Joint tenancies have long been used to transfer assets to succeeding generations. In a joint tenancy an asset (usually real property) is placed in the name of two or more people. During lifetime, these “joint tenants” hold an undivided interest in the property. If the joint tenancy is properly made, the surviving joint tenant becomes the absolute owner upon the death of the other joint tenant, without the need for a probate or a will. In fact, many clients are surprised to find out that joint tenant property goes right around a will, even if the property is mentioned in the will.
Joint tenancy between a husband and wife is common. But it is also common for parents to place children on a deed so that they will automatically inherit the property without probate. Placing children and, at times even a spouse, on your property for estate planning purposes can have many unexpected results, including:
- Disqualification for Medicaid benefits.

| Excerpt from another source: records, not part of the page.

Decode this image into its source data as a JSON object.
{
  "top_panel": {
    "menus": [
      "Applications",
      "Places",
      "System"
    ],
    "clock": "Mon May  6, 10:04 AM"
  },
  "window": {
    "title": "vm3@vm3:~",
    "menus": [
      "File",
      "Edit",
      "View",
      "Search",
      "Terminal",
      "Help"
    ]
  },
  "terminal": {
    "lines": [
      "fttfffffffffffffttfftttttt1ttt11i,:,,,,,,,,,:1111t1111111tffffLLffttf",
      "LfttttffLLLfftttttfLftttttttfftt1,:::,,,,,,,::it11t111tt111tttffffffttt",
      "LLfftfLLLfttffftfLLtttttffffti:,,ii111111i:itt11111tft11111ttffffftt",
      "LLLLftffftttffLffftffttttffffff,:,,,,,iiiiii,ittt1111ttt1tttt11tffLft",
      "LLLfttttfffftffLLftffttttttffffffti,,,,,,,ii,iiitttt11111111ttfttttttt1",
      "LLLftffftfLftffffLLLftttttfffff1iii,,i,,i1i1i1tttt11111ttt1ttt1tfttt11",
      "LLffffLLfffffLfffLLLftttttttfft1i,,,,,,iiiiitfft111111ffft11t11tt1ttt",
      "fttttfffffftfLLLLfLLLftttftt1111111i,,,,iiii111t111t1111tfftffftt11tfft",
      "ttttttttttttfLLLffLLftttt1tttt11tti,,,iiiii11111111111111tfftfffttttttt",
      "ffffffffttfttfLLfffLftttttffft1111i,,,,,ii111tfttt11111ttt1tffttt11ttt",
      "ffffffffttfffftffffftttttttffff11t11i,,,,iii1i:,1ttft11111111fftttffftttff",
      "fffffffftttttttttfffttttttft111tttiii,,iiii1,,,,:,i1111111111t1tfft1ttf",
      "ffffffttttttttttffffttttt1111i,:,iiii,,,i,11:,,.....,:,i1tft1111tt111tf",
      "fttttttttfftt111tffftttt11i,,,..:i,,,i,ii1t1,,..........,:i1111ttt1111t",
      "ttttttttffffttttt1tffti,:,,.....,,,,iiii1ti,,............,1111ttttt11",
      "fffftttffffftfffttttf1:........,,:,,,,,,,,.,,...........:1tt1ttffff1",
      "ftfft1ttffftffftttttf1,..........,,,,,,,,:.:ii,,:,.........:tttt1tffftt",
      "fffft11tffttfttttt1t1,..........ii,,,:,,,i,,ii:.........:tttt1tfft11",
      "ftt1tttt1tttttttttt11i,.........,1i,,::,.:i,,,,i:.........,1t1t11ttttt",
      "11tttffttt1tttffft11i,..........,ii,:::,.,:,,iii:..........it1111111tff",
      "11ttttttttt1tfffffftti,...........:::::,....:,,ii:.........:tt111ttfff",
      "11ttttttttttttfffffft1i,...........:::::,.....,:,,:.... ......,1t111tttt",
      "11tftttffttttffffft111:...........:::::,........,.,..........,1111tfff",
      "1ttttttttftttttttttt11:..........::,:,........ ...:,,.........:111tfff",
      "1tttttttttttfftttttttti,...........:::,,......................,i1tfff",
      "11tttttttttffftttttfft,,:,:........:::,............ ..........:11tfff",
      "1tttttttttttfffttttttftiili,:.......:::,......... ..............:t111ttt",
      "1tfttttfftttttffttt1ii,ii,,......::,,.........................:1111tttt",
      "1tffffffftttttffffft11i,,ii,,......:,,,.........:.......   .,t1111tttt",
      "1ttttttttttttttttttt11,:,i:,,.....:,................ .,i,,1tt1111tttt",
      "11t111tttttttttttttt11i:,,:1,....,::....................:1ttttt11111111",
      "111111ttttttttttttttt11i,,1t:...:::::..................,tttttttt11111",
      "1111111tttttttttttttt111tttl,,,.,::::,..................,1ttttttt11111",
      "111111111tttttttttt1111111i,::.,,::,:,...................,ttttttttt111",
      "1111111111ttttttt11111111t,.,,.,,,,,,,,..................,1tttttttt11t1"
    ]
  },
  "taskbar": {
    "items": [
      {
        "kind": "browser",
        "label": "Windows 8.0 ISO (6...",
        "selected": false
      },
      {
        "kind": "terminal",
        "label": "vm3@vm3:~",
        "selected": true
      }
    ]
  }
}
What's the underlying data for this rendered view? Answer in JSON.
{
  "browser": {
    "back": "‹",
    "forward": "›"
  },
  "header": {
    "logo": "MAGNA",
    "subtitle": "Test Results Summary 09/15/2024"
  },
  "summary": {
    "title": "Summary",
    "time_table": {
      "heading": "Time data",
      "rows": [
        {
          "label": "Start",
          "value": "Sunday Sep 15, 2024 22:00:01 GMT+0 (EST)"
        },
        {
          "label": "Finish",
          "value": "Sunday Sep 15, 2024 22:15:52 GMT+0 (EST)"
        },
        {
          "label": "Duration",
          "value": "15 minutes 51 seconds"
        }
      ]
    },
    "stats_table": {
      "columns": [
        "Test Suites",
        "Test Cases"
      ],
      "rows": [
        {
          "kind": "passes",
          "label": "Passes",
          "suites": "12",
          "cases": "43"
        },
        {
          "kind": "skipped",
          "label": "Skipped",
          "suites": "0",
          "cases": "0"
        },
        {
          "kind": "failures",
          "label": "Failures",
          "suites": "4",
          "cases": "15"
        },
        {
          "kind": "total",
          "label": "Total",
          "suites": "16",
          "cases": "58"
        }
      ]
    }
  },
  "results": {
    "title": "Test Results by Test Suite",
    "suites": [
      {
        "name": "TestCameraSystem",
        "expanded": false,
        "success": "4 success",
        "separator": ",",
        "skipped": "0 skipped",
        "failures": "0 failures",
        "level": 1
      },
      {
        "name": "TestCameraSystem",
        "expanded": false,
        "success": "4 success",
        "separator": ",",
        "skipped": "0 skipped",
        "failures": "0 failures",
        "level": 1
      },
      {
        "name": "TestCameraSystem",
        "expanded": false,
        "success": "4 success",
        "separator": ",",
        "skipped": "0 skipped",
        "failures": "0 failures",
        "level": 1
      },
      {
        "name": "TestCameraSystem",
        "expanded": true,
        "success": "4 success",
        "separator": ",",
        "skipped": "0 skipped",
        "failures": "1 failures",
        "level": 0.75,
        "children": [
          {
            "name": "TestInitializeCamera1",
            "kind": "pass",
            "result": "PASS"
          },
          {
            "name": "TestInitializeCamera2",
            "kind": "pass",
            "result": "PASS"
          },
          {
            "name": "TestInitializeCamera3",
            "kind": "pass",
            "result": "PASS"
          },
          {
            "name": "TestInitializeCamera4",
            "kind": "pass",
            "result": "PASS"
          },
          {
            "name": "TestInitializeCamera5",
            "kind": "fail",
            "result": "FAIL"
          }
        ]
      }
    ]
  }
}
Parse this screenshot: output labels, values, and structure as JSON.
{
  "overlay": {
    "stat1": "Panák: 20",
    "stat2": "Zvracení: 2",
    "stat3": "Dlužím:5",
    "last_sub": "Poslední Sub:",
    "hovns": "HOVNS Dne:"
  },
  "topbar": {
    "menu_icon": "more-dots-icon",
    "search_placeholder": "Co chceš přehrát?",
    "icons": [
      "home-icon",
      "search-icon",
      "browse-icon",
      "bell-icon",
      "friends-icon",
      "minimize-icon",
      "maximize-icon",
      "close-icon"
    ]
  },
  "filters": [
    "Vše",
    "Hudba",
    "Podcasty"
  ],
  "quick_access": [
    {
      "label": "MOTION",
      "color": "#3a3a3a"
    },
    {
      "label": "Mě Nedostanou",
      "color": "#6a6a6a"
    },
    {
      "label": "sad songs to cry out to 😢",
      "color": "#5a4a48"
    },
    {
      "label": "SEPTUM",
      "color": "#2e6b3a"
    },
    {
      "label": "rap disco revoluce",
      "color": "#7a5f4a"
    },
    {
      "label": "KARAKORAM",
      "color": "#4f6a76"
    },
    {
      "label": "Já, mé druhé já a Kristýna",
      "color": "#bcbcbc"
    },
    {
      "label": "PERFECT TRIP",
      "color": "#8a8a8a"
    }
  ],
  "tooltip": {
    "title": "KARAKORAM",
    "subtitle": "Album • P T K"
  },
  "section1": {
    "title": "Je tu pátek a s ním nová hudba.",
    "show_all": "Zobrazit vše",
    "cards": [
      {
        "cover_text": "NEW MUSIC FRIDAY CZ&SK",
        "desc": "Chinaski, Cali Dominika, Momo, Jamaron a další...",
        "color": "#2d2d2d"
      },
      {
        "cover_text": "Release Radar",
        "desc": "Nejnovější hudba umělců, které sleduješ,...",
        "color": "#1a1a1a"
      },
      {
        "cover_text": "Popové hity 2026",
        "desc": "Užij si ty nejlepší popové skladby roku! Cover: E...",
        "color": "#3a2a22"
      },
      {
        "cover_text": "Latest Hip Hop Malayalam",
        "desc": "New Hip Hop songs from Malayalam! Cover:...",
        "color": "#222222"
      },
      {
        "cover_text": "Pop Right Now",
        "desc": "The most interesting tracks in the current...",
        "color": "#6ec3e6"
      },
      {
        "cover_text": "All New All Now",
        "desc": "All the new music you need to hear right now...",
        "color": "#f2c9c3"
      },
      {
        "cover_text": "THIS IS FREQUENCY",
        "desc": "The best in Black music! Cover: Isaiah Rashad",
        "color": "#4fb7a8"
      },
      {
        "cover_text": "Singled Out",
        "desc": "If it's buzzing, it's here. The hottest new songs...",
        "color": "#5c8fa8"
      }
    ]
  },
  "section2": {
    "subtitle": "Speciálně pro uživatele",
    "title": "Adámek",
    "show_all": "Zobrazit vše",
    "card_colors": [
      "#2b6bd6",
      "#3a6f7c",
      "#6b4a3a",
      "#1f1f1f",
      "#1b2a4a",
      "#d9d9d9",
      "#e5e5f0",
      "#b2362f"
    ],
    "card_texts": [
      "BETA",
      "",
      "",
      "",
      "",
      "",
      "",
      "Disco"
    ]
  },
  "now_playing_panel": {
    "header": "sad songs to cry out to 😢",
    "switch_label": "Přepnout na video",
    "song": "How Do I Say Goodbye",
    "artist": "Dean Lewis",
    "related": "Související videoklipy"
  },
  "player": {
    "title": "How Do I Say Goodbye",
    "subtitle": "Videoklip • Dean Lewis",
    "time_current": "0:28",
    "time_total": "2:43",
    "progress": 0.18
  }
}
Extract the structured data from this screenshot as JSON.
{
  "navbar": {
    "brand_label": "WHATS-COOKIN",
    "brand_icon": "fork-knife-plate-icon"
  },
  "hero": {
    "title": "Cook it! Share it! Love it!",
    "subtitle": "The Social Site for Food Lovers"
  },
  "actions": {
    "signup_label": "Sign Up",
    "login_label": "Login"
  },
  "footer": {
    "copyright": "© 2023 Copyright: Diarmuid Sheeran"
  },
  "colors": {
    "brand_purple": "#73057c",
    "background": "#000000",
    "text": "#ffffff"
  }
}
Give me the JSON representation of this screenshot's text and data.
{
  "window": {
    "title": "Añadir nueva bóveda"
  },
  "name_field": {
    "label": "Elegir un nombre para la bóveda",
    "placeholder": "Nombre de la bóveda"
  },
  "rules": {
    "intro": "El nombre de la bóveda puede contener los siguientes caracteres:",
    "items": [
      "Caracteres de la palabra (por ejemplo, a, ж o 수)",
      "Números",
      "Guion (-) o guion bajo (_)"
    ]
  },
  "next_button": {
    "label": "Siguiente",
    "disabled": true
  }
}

- Unintentional disinheriting of one’s own family in a second marriage situation.
- Loss of control over assets (eg. Need for approval of other joint tenants to sell property).
- Increased capital gains tax costs through the loss of the step up in basis at death.
- Subject property to creditors of joint tenants and spouses of joint tenants in divorces.
- Cause potential gift tax consequences for the surviving joint tenant if they are to share the property with others.
Though many people have received property through joint tenancy from their parents, there are also numerous other individuals that have created unpleasant side affects through their creation. As a general rule, joint tenancies should not be used as an estate planning device except for husbands and wives of first marriages with no children that are not the children of both of them.